Helios Amper-Klinikum Dachau in Dachau, Germany has performed over 1,000 MRgFUS procedures for uterine fibroids of women who meet the selection criteria. Irene Mindjuk, M.D. of the Department of Diagnostic and Interventional Radiology, and colleagues conducted an analysis of the technical and clinical outcomes of consecutive 252 patients (23 to 68 years of age) treated during an 18-month period between 2010 and 2012. Their study, published in the May issue of European Radiology, evaluates both non-perfused volume (NPV) results, clinical success, fibroid expulsion rates, and pregnancy rates following treatment.
Patient selection is a significant factor in achieving high NPV ratios. Eligibility criteria include technical accessibility of the clinically symptomatic fibroids, absence of severe abdominal scaring in the beam pathway, absence of bowel loops that cannot be displaced from the beam pathway, and several other factors identified by MRI examination. A three-dimensional MRgFUS treatment plan is automatically created by the system (ExAblate, Insightec, Haifa, Israel) with adjusted shapes, sizes, and angles of the sonication sports and transducer apertures.
The article describes preparation and treatment techniques in detail. The authors note that the use of bowel mitigation techniques – rectal filling and temporary bladder filing – implemented as a standardized process – produced a very low cancellation rate of 2.7% owing to interposition of the bowel anterior to the uterus. Bowel mitigation techniques were required more frequently in patients with smaller fibroids. Complications and adverse events were low (1.8%), with three patients experiencing minor skin burns and one patient requiring surgery due to prolongated post-treatment symptoms.
The analysis determined NPV ratio was significantly higher in fibroids characterized by low signal intensity in contrast-enhanced T1-weighted fat saturated MR images and in fibroids more than 3 cm distant from the spine.

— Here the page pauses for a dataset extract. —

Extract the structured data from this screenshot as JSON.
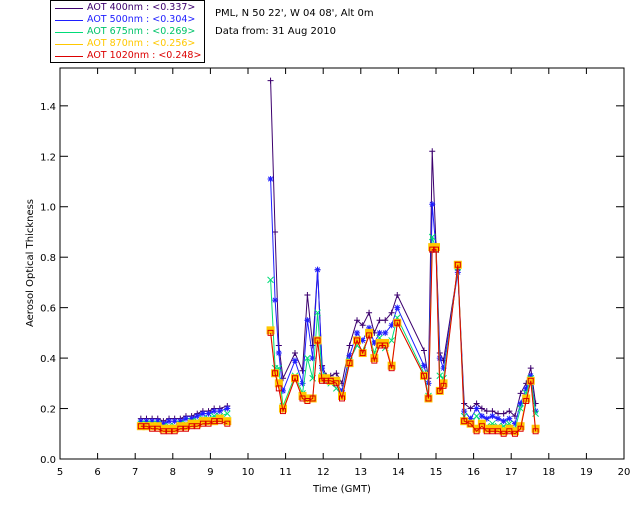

NPV ratio was highly correlated with clinical success. A NPV ratio of more than 80% resulted in clinical success in more than 80% of the patients. Based on the authors’ criteria of symptom relief, 75% of the patients had a clinically successful treatment.
A total of 28 patients (12.7%) required additional treatment, which is comparable with UAE and other surgical procedures. Eleven patients had a second MRgFUS treatment, 11 had uterine artery embolization, and six had conventional surgery. Five additional patients had a second MRgFUS treatment as a preventive measure after a follow up MRI exam detected vital fibroid tissue.

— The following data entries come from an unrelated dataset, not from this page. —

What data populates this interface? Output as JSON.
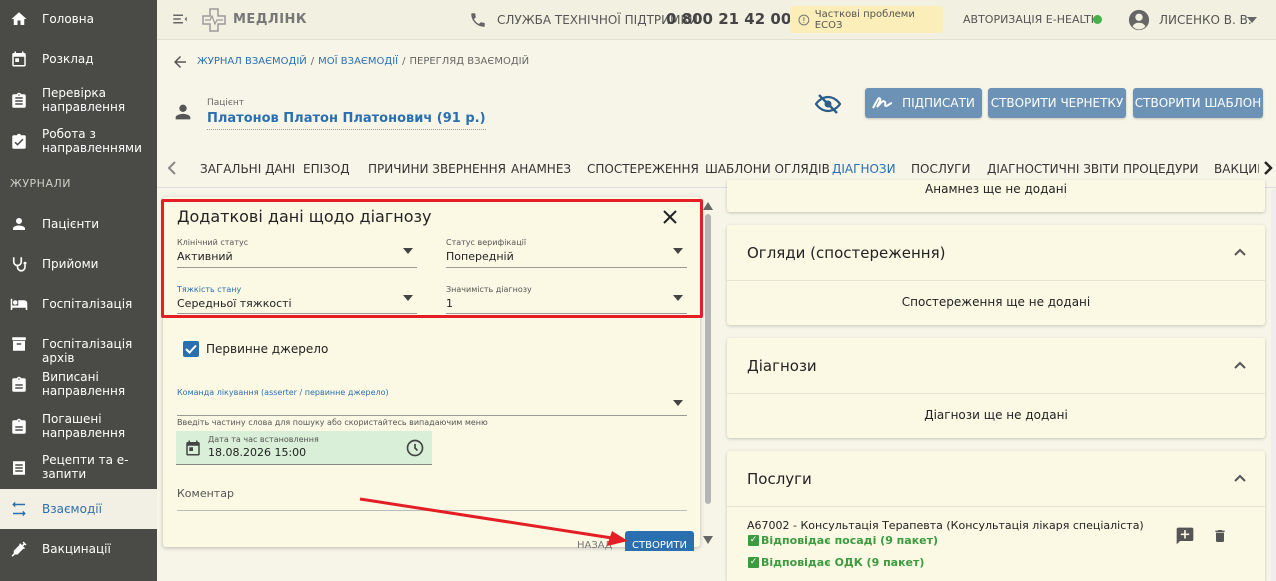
{
  "sidebar": {
    "items_top": [
      {
        "label": "Головна",
        "icon": "home-icon"
      },
      {
        "label": "Розклад",
        "icon": "calendar-icon"
      },
      {
        "label": "Перевірка направлення",
        "icon": "clipboard-icon"
      },
      {
        "label": "Робота з направленнями",
        "icon": "clipboard-check-icon"
      }
    ],
    "section_label": "ЖУРНАЛИ",
    "items_journals": [
      {
        "label": "Пацієнти",
        "icon": "person-icon"
      },
      {
        "label": "Прийоми",
        "icon": "stethoscope-icon"
      },
      {
        "label": "Госпіталізація",
        "icon": "bed-icon"
      },
      {
        "label": "Госпіталізація архів",
        "icon": "archive-icon"
      },
      {
        "label": "Виписані направлення",
        "icon": "clipboard-icon"
      },
      {
        "label": "Погашені направлення",
        "icon": "clipboard-icon"
      },
      {
        "label": "Рецепти та е-запити",
        "icon": "list-icon"
      },
      {
        "label": "Взаємодії",
        "icon": "swap-icon"
      },
      {
        "label": "Вакцинації",
        "icon": "syringe-icon"
      }
    ],
    "active": "Взаємодії"
  },
  "topbar": {
    "brand": "МЕДЛІНК",
    "support_label": "СЛУЖБА ТЕХНІЧНОЇ ПІДТРИМКИ",
    "support_phone": "0 800 21 42 00",
    "warning": "Часткові проблеми ЕСОЗ",
    "auth_label": "АВТОРИЗАЦІЯ E-HEALTH",
    "auth_status_color": "#47b04b",
    "user_name": "ЛИСЕНКО В. В."
  },
  "breadcrumb": {
    "items": [
      "ЖУРНАЛ ВЗАЄМОДІЙ",
      "МОЇ ВЗАЄМОДІЇ"
    ],
    "current": "ПЕРЕГЛЯД ВЗАЄМОДІЙ"
  },
  "patient": {
    "label": "Пацієнт",
    "name": "Платонов Платон Платонович (91 р.)"
  },
  "actions": {
    "sign": "ПІДПИСАТИ",
    "draft": "СТВОРИТИ ЧЕРНЕТКУ",
    "template": "СТВОРИТИ ШАБЛОН"
  },
  "tabs": {
    "items": [
      "ЗАГАЛЬНІ ДАНІ",
      "ЕПІЗОД",
      "ПРИЧИНИ ЗВЕРНЕННЯ",
      "АНАМНЕЗ",
      "СПОСТЕРЕЖЕННЯ",
      "ШАБЛОНИ ОГЛЯДІВ",
      "ДІАГНОЗИ",
      "ПОСЛУГИ",
      "ДІАГНОСТИЧНІ ЗВІТИ",
      "ПРОЦЕДУРИ",
      "ВАКЦИН"
    ],
    "active": "ДІАГНОЗИ"
  },
  "dialog": {
    "title": "Додаткові дані щодо діагнозу",
    "clinical_status": {
      "label": "Клінічний статус",
      "value": "Активний"
    },
    "verification_status": {
      "label": "Статус верифікації",
      "value": "Попередній"
    },
    "severity": {
      "label": "Тяжкість стану",
      "value": "Середньої тяжкості"
    },
    "rank": {
      "label": "Значимість діагнозу",
      "value": "1"
    },
    "primary_source": {
      "label": "Первинне джерело",
      "checked": true
    },
    "care_team": {
      "label": "Команда лікування (asserter / первинне джерело)",
      "value": ""
    },
    "hint": "Введіть частину слова для пошуку або скористайтесь випадаючим меню",
    "datetime": {
      "label": "Дата та час встановлення",
      "value": "18.08.2026 15:00"
    },
    "comment": {
      "placeholder": "Коментар"
    },
    "back_label": "НАЗАД",
    "create_label": "СТВОРИТИ"
  },
  "right_panels": {
    "anamnesis_empty": "Анамнез ще не додані",
    "observations": {
      "title": "Огляди (спостереження)",
      "empty": "Спостереження ще не додані"
    },
    "diagnoses": {
      "title": "Діагнози",
      "empty": "Діагнози ще не додані"
    },
    "services": {
      "title": "Послуги",
      "items": [
        {
          "text": "A67002 - Консультація Терапевта (Консультація лікаря спеціаліста)",
          "checks": [
            "Відповідає посаді (9 пакет)",
            "Відповідає ОДК (9 пакет)"
          ]
        }
      ]
    }
  }
}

The authors recommend that patients with symptomatic uterine fibroids be informed about this uterine-sparing treatment option with a rapid recovery time. They advise that close cooperation is needed between gynecologists and radiologists. They also emphasize the need to evaluate further long-term follow-up results of patients treated with a high NPV ratio and support technical and scientific development of MRgFUS treatments.
MRgFUS: An option for safe, non-invasive uterine fibroid treatment. Appl Radiol.